A 59-year-old man was admitted with a diagnosis of acute dissecting thoracic aneurysm. Arterial angiography demonstrated involvement of the entire thoracic aorta with extension into the abdominal aorta. Within 24 hours of hospitalization, severe aortic valve insufficiency and cardiac decompensation developed. The patient underwent operation in December, 1967, and total cardiopulmonary bypass was instituted, using the left common femoral artery as the site of arterial cannulation. The aortic valve was replaced, and the intimal tear above the valve was repaired by resection and graft replacement of the ascending aorta.

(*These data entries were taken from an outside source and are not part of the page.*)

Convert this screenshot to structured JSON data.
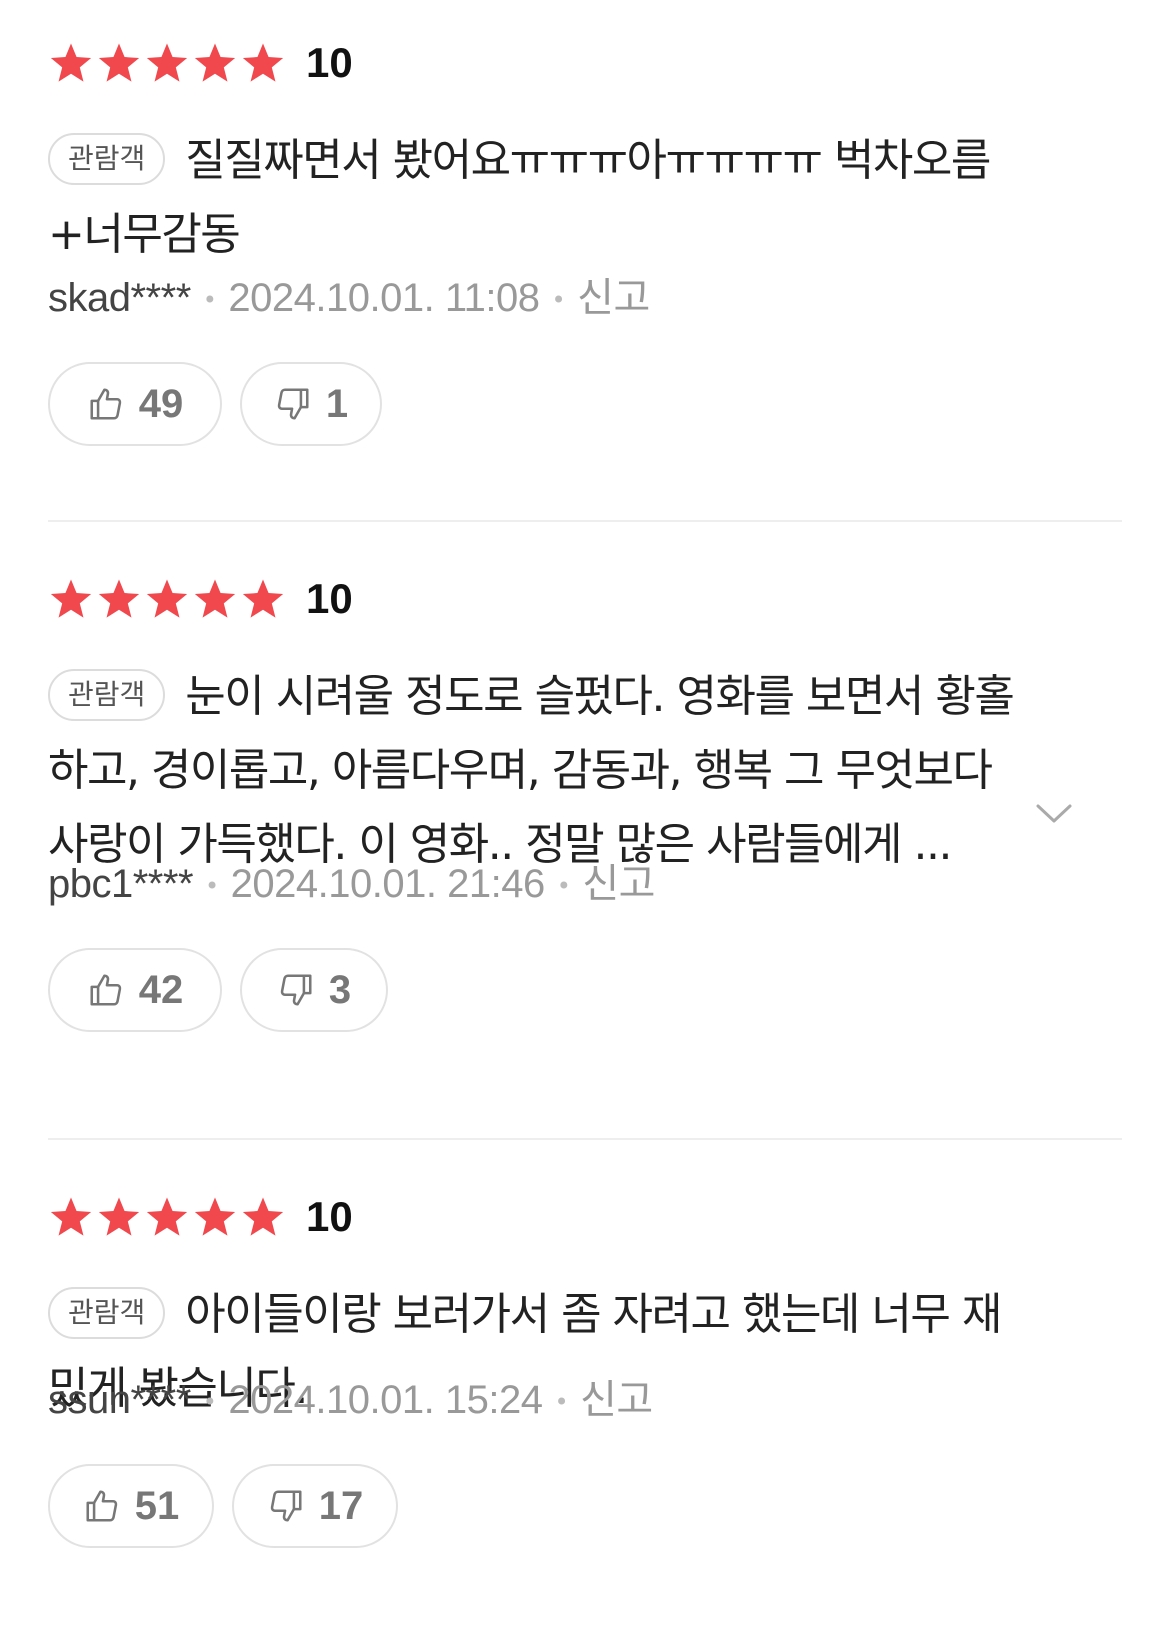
{
  "reviews": [
    {
      "score": "10",
      "stars_filled": 5,
      "badge": "관람객",
      "text_lines": [
        "질질짜면서 봤어요ㅠㅠㅠ아ㅠㅠㅠㅠ 벅차오름",
        "+너무감동"
      ],
      "user": "skad****",
      "date": "2024.10.01. 11:08",
      "report": "신고",
      "likes": "49",
      "dislikes": "1"
    },
    {
      "score": "10",
      "stars_filled": 5,
      "badge": "관람객",
      "text_lines": [
        "눈이 시려울 정도로 슬펐다. 영화를 보면서 황홀",
        "하고, 경이롭고, 아름다우며, 감동과, 행복 그 무엇보다",
        "사랑이 가득했다. 이 영화.. 정말 많은 사람들에게 ..."
      ],
      "user": "pbc1****",
      "date": "2024.10.01. 21:46",
      "report": "신고",
      "likes": "42",
      "dislikes": "3"
    },
    {
      "score": "10",
      "stars_filled": 5,
      "badge": "관람객",
      "text_lines": [
        "아이들이랑 보러가서 좀 자려고 했는데 너무 재",
        "밌게 봤습니다."
      ],
      "user": "ssun****",
      "date": "2024.10.01. 15:24",
      "report": "신고",
      "likes": "51",
      "dislikes": "17"
    }
  ],
  "colors": {
    "star": "#f0484d",
    "divider": "#eeeeee",
    "meta": "#999999"
  },
  "icons": {
    "like": "thumbs-up-icon",
    "dislike": "thumbs-down-icon",
    "expand": "chevron-down-icon",
    "star": "star-icon"
  }
}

With the aorta cross-clamped during total body perfusion, it was evident that a major portion of the perfusion (3.3 liters per minute) was passing through the false channel, as evidenced by the tenseness of this structure. The pupils became pinpoint, and renal function ceased during and after bypass. Immediately postoperatively, a severe “wash-out” metabolic acidosis (pH 6.85) was diagnosed. The patient did not regain renal or central nervous system function, and he died 24 hours later. At postmortem examination the femoral arteriotomy entered the true lumen; however, the retrograde arterial flow had apparently occurred through a large reentry site in the distal abdominal aorta, causing extraluminal compression of and substandard flow through the branches proximal to this location.

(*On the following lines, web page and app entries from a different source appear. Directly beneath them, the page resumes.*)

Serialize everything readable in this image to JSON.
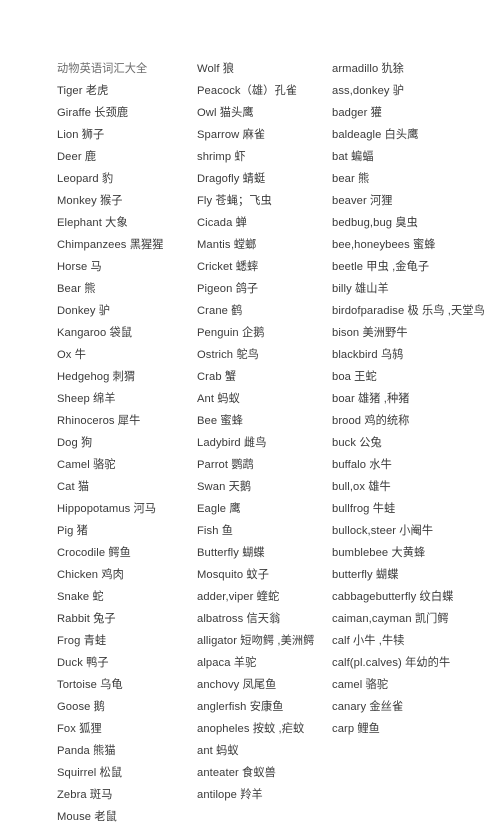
{
  "document": {
    "title": "动物英语词汇大全",
    "columns": [
      {
        "name": "column-1",
        "entries": [
          "动物英语词汇大全",
          "Tiger 老虎",
          "Giraffe 长颈鹿",
          "Lion 狮子",
          "Deer 鹿",
          "Leopard 豹",
          "Monkey 猴子",
          "Elephant 大象",
          "Chimpanzees 黑猩猩",
          "Horse 马",
          "Bear 熊",
          "Donkey 驴",
          "Kangaroo 袋鼠",
          "Ox 牛",
          "Hedgehog 刺猬",
          "Sheep 绵羊",
          "Rhinoceros 犀牛",
          "Dog 狗",
          "Camel 骆驼",
          "Cat 猫",
          "Hippopotamus 河马",
          "Pig 猪",
          "Crocodile 鳄鱼",
          "Chicken 鸡肉",
          "Snake 蛇",
          "Rabbit 兔子",
          "Frog 青蛙",
          "Duck 鸭子",
          "Tortoise 乌龟",
          "Goose 鹅",
          "Fox 狐狸",
          "Panda 熊猫",
          "Squirrel 松鼠",
          "Zebra 斑马",
          "Mouse 老鼠"
        ]
      },
      {
        "name": "column-2",
        "entries": [
          "Wolf 狼",
          "Peacock（雄）孔雀",
          "Owl 猫头鹰",
          "Sparrow 麻雀",
          "shrimp 虾",
          "Dragofly 蜻蜓",
          "Fly 苍蝇；飞虫",
          "Cicada 蝉",
          "Mantis 螳螂",
          "Cricket 蟋蟀",
          "Pigeon 鸽子",
          "Crane 鹤",
          "Penguin 企鹅",
          "Ostrich 鸵鸟",
          "Crab 蟹",
          "Ant 蚂蚁",
          "Bee 蜜蜂",
          "Ladybird 雌鸟",
          "Parrot 鹦鹉",
          "Swan 天鹅",
          "Eagle 鹰",
          "Fish 鱼",
          "Butterfly 蝴蝶",
          "Mosquito 蚊子",
          "adder,viper 蝰蛇",
          "albatross 信天翁",
          "alligator 短吻鳄 ,美洲鳄",
          "alpaca 羊驼",
          "anchovy 凤尾鱼",
          "anglerfish 安康鱼",
          "anopheles 按蚊 ,疟蚊",
          "ant 蚂蚁",
          "anteater 食蚁兽",
          "antilope 羚羊"
        ]
      },
      {
        "name": "column-3",
        "entries": [
          "armadillo 犰狳",
          "ass,donkey 驴",
          "badger 獾",
          "baldeagle 白头鹰",
          "bat 蝙蝠",
          "bear 熊",
          "beaver 河狸",
          "bedbug,bug 臭虫",
          "bee,honeybees 蜜蜂",
          "beetle 甲虫 ,金龟子",
          "billy 雄山羊",
          "birdofparadise 极 乐鸟 ,天堂鸟",
          "bison 美洲野牛",
          "blackbird 乌鸫",
          "boa 王蛇",
          "boar 雄猪 ,种猪",
          "brood 鸡的统称",
          "buck 公兔",
          "buffalo 水牛",
          "bull,ox 雄牛",
          "bullfrog 牛蛙",
          "bullock,steer 小阉牛",
          "bumblebee 大黄蜂",
          "butterfly 蝴蝶",
          "cabbagebutterfly 纹白蝶",
          "caiman,cayman 凯门鳄",
          "calf 小牛 ,牛犊",
          "calf(pl.calves) 年幼的牛",
          "camel 骆驼",
          "canary 金丝雀",
          "carp 鲤鱼"
        ]
      }
    ]
  }
}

A 35-year-old man was admitted with an acute dissecting thoracic aneurysm involving the entire thoracic and abdominal aorta. The patient underwent operation in December, 1962, and femoral arterial and venous cannulation was performed for total cardiopulmonary bypass. During resection of the intimal tear above the aortic valve and graft replacement of the ascending aorta, the vessels of the aortic arch were noted to be soft. The patient’s pupils became dilated and fixed. He did not regain consciousness after operation and died a day later. Postmortem examination demonstrated that the arterial cannula was inserted into the true lumen, from which false-channel perfusion had evidently occurred through a large reentry site in the distal abdominal aorta.
In both cases the patient’s death was due to a combination of mechanical and hemodynamic factors. Although the femoral catheters were placed within the proper lumen, the jet stream of perfusate had apparently selectively passed through a distal reentry site, thereby distending the false channel and secondarily cutting off the blood supply to the brain and other proximal organs. There are no descriptions in the literature of similar accidents during treatment of dissecting aneurysms.

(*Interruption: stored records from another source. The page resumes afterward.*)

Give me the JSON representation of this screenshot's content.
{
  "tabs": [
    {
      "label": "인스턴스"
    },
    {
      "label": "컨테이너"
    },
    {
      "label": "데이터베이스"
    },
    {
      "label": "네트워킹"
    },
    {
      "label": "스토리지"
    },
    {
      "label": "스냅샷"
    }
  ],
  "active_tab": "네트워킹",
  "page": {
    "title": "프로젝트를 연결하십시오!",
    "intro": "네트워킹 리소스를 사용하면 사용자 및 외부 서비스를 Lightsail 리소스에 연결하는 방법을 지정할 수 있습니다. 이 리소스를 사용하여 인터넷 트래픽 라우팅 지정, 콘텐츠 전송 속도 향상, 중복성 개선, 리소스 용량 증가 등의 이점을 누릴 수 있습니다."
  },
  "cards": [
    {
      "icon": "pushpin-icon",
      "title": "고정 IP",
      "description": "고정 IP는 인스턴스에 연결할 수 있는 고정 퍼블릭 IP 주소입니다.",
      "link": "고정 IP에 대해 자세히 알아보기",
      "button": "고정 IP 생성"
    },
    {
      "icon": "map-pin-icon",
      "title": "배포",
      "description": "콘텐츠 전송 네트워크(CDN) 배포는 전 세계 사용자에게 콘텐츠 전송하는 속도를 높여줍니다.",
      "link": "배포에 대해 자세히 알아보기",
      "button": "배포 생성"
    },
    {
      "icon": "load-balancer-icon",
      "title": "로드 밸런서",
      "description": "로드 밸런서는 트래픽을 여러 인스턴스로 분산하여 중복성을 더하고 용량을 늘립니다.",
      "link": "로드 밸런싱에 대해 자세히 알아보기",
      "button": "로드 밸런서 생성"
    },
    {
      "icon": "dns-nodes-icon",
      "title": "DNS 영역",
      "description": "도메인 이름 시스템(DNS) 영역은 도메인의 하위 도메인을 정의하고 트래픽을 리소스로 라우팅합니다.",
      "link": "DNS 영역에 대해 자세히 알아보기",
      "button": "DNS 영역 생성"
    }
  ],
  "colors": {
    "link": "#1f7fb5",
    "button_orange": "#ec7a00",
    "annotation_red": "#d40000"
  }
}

The risk from this kind of complication probably could be reduced significantly by using branches of the aortic arch for insertion of the arterial cannula (Fig. 1), particularly if appropriate preoperative angiographic studies of the potential insertion sites were obtained. An example of the kind of useful information that could be acquired in advance is shown in Figure 2. In this case of Type I acute dissecting aneurysm, a catheter inserted by transfemoral puncture left the true lumen and entered the false lumen at the level of the common iliac artery. As a consequence, the dye injection in the thoracic aorta was into the false lumen (Fig. 2A). In contrast, the continuity of the true lumen of the innominate and left subclavian arteries was proved in the same patient (Fig. 2B) by right brachial catheterization. Cardiopulmonary bypass was satisfactorily carried out using the axillary arteries for arterial inflow.
Two patients with Type I dissecting aneurysm of the aorta died of hemodynamic accidents during cardiopulmonary bypass. In both cases the arterial cannula was inserted into the true femoral artery lumen, but the jet stream of the perfusate apparently passed selectively through a reentry site into the false lumen. Cerebral perfusion was inadequate, and death followed from irreversible brain injury. Ways of preventing this complication are described.